You’ll see a variety of automotive sculpture, from true antiques like a Model T to highly valuable classic Ferraris with racing pedigree, to modern exotics with goose-bump-inducing exhaust notes.

After your cup overfloweth with visions of gorgeous cars, you can find a great place for brunch. Jeannine’s is always a favorite, especially its Bananas Foster French Toast, but if you’re looking to stick with the auto theme we recommend The Shop Café on Milpas, which encourages you to “Get your fix.” 

We put bananas and salmon in our faces
Hit the brakes when you see J’s Tires at De La Guerra, since The Shop still bears this outdated sign. While they’re attached to a service shop, J’s has been gone for years (he still owns the property). It’s a walk-up counter, and on the weekends there will be a line, but it’s worth the wait. 

We talked to Scott Manser, one of the owners, and he told us about the evolution of the establishment. While it was originally slated to be a coffee joint – Manser definitely gives off a hipster vibe – it morphed into a “foodie hub” with the help of chef John Pettitt.

It’s paid off, with our last brunch there focusing on dishes featuring their house-made bread, thick and toasted to a perfect crisp. The Bananas-In-Yo-Face paired it with bananas, local honey, and their own almond butter, coming together to offer a delicious combo that Manser calls a “sleeper” favorite. 

He’s a car guy as well, and we chatted a bit about the ’64 Ford Truck that he fixed up with the help of the adjoining garage. It was his daily driver, though, and it couldn’t keep up with his regular commute from Summerland.

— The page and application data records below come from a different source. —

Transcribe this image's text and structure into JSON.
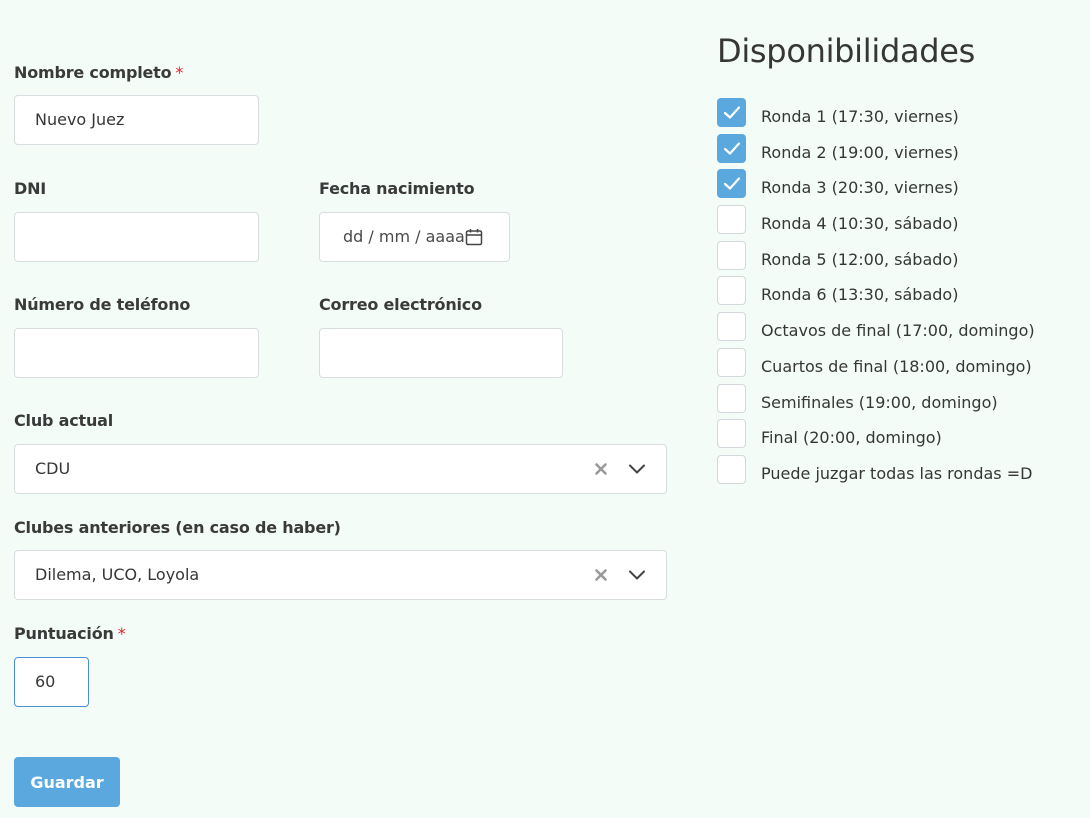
{
  "form": {
    "nombre": {
      "label": "Nombre completo",
      "required": "*",
      "value": "Nuevo Juez"
    },
    "dni": {
      "label": "DNI",
      "value": ""
    },
    "fecha": {
      "label": "Fecha nacimiento",
      "placeholder": "dd / mm / aaaa"
    },
    "telefono": {
      "label": "Número de teléfono",
      "value": ""
    },
    "correo": {
      "label": "Correo electrónico",
      "value": ""
    },
    "club_actual": {
      "label": "Club actual",
      "value": "CDU"
    },
    "clubes_anteriores": {
      "label": "Clubes anteriores (en caso de haber)",
      "value": "Dilema, UCO, Loyola"
    },
    "puntuacion": {
      "label": "Puntuación",
      "required": "*",
      "value": "60"
    },
    "save_label": "Guardar"
  },
  "availability": {
    "title": "Disponibilidades",
    "items": [
      {
        "label": "Ronda 1 (17:30, viernes)",
        "checked": true
      },
      {
        "label": "Ronda 2 (19:00, viernes)",
        "checked": true
      },
      {
        "label": "Ronda 3 (20:30, viernes)",
        "checked": true
      },
      {
        "label": "Ronda 4 (10:30, sábado)",
        "checked": false
      },
      {
        "label": "Ronda 5 (12:00, sábado)",
        "checked": false
      },
      {
        "label": "Ronda 6 (13:30, sábado)",
        "checked": false
      },
      {
        "label": "Octavos de final (17:00, domingo)",
        "checked": false
      },
      {
        "label": "Cuartos de final (18:00, domingo)",
        "checked": false
      },
      {
        "label": "Semifinales (19:00, domingo)",
        "checked": false
      },
      {
        "label": "Final (20:00, domingo)",
        "checked": false
      },
      {
        "label": "Puede juzgar todas las rondas =D",
        "checked": false
      }
    ]
  },
  "colors": {
    "background": "#f3fcf7",
    "accent": "#5ba8df",
    "required": "#e0202a"
  },
  "icons": {
    "date": "calendar-icon",
    "clear": "clear-x-icon",
    "dropdown": "chevron-down-icon",
    "check": "check-icon"
  }
}
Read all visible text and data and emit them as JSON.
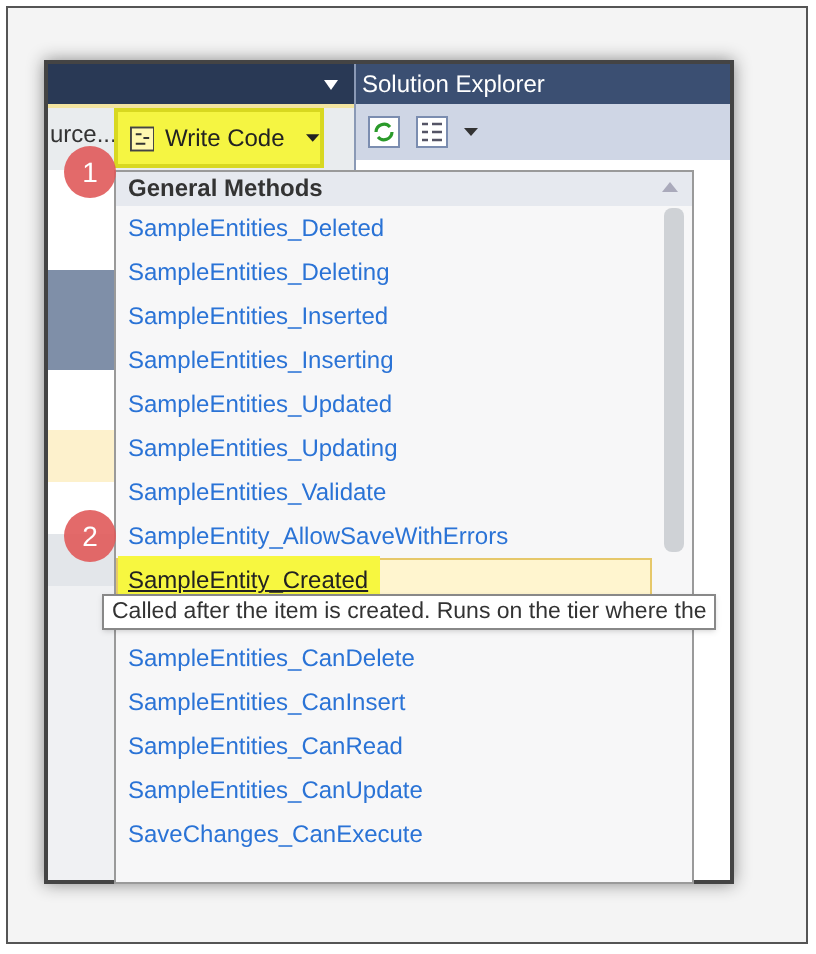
{
  "document_panel": {
    "tab_label": "urce..."
  },
  "write_code_button": {
    "label": "Write Code"
  },
  "solution_explorer": {
    "title": "Solution Explorer"
  },
  "menu": {
    "header": "General Methods",
    "items": [
      {
        "label": "SampleEntities_Deleted",
        "selected": false
      },
      {
        "label": "SampleEntities_Deleting",
        "selected": false
      },
      {
        "label": "SampleEntities_Inserted",
        "selected": false
      },
      {
        "label": "SampleEntities_Inserting",
        "selected": false
      },
      {
        "label": "SampleEntities_Updated",
        "selected": false
      },
      {
        "label": "SampleEntities_Updating",
        "selected": false
      },
      {
        "label": "SampleEntities_Validate",
        "selected": false
      },
      {
        "label": "SampleEntity_AllowSaveWithErrors",
        "selected": false
      },
      {
        "label": "SampleEntity_Created",
        "selected": true
      },
      {
        "label": "SampleEntities_CanDelete",
        "selected": false
      },
      {
        "label": "SampleEntities_CanInsert",
        "selected": false
      },
      {
        "label": "SampleEntities_CanRead",
        "selected": false
      },
      {
        "label": "SampleEntities_CanUpdate",
        "selected": false
      },
      {
        "label": "SaveChanges_CanExecute",
        "selected": false
      }
    ]
  },
  "tooltip": "Called after the item is created.  Runs on the tier where the",
  "callouts": [
    "1",
    "2"
  ]
}
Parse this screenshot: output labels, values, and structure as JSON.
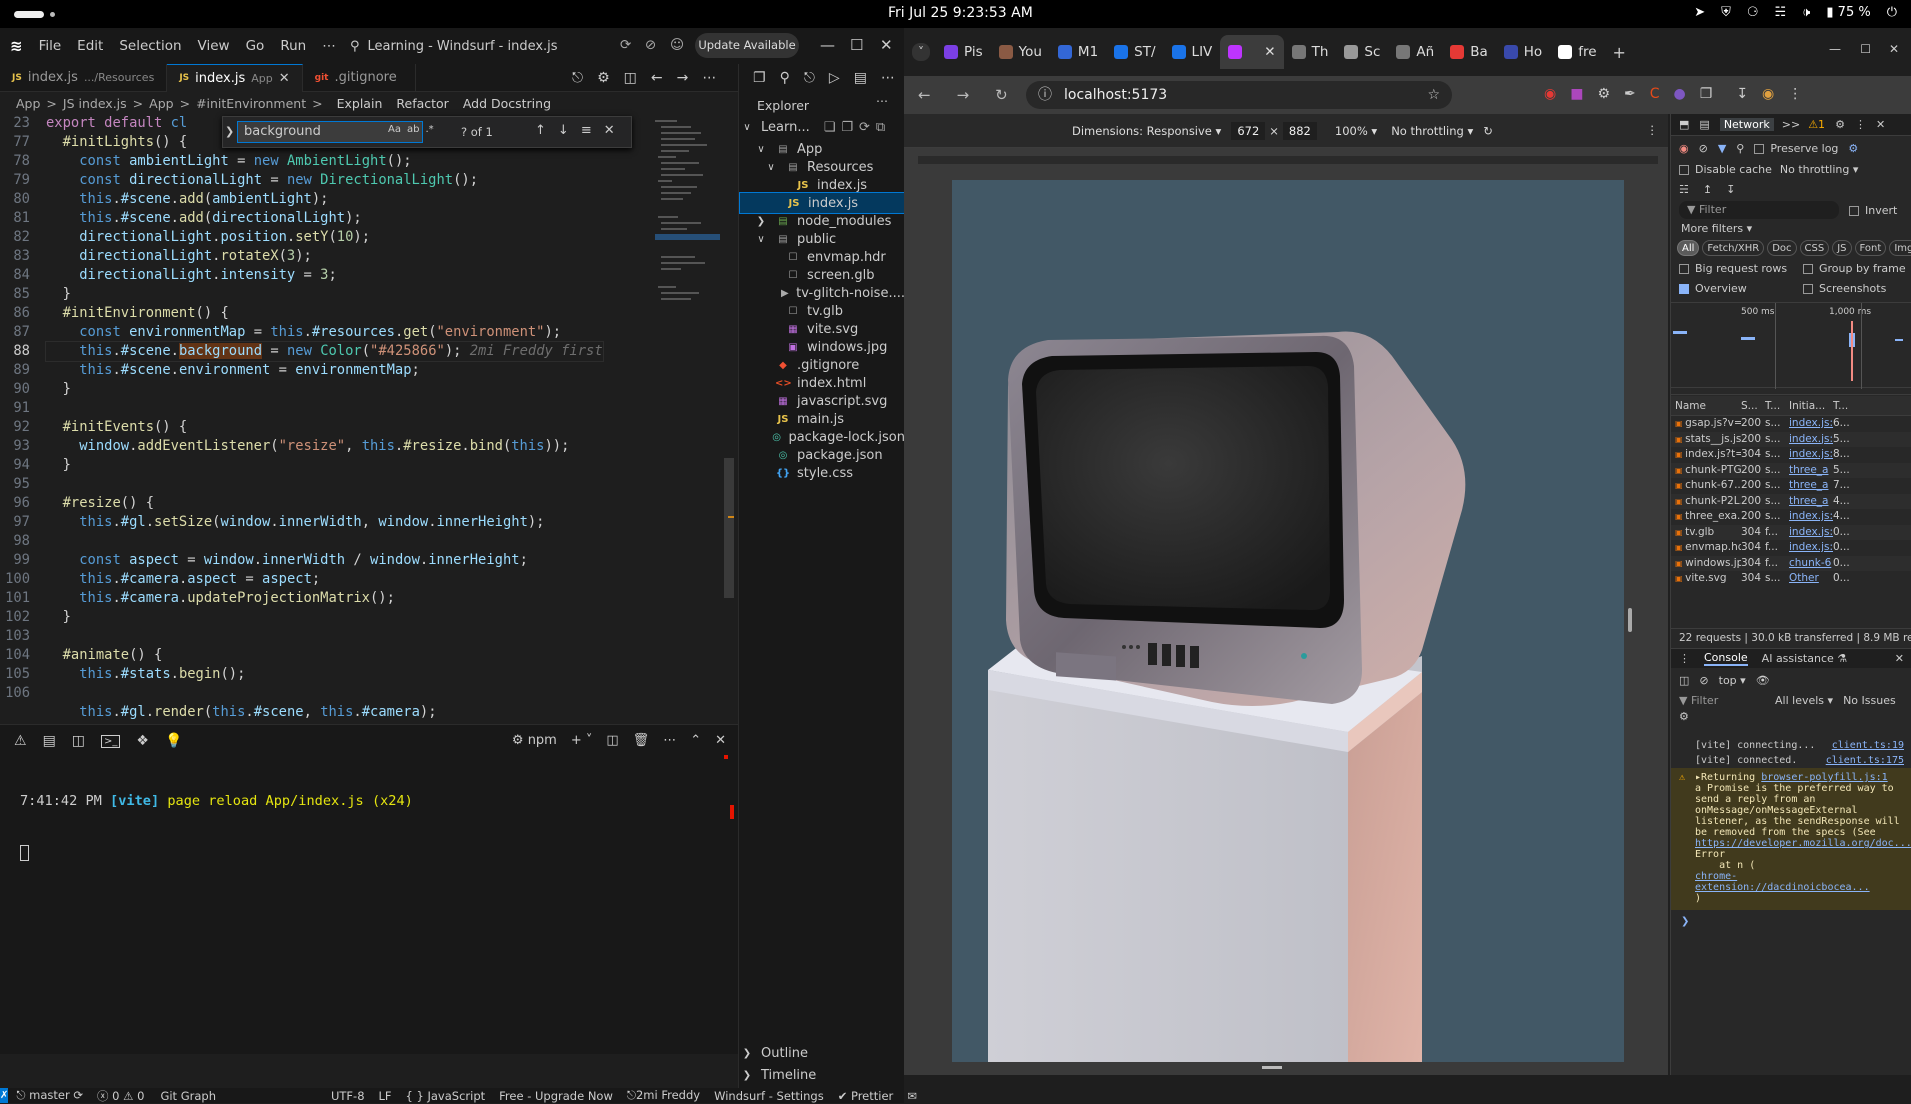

His friend later confirmed that the rig had been a “death trap.” 

Manser also talked about future plans for The Shop, which includes a dinner shift – they hope in a couple weeks – and a line of kitchen odds and ends, which could include things like that scrumptious almond butter and “tools for the kitchen,” which are pretty much what you’d think. 
When you’re done at The Shop, you can hop across the street to Milpas Motors to check out their eclectic line- up of pre-owned metal. While we were there, we spied the typical sort of classics, along with more esoteric pieces, such as ‘80s Toyota Land Cruisers – both kitted out and stock – and a Nissan Nismo Juke. 

Whether you have a car-crazy relative in town for a visit or you just want to experience all the autodom Santa Barbara has to offer, this trip should give you all the oil-soaked joy you could hope for. 

Visit to book an Airstream trailer stay. Our thanks to Santa Barbara Autocamp for the complimentary night. Go to for the Cars and Coffee schedule. Visit The Shop Café at Check out Milpas Motors at 

If you have a story about a special car or piece of car culture in the local area, email Randy at Or follow him on Instagram @rlioz.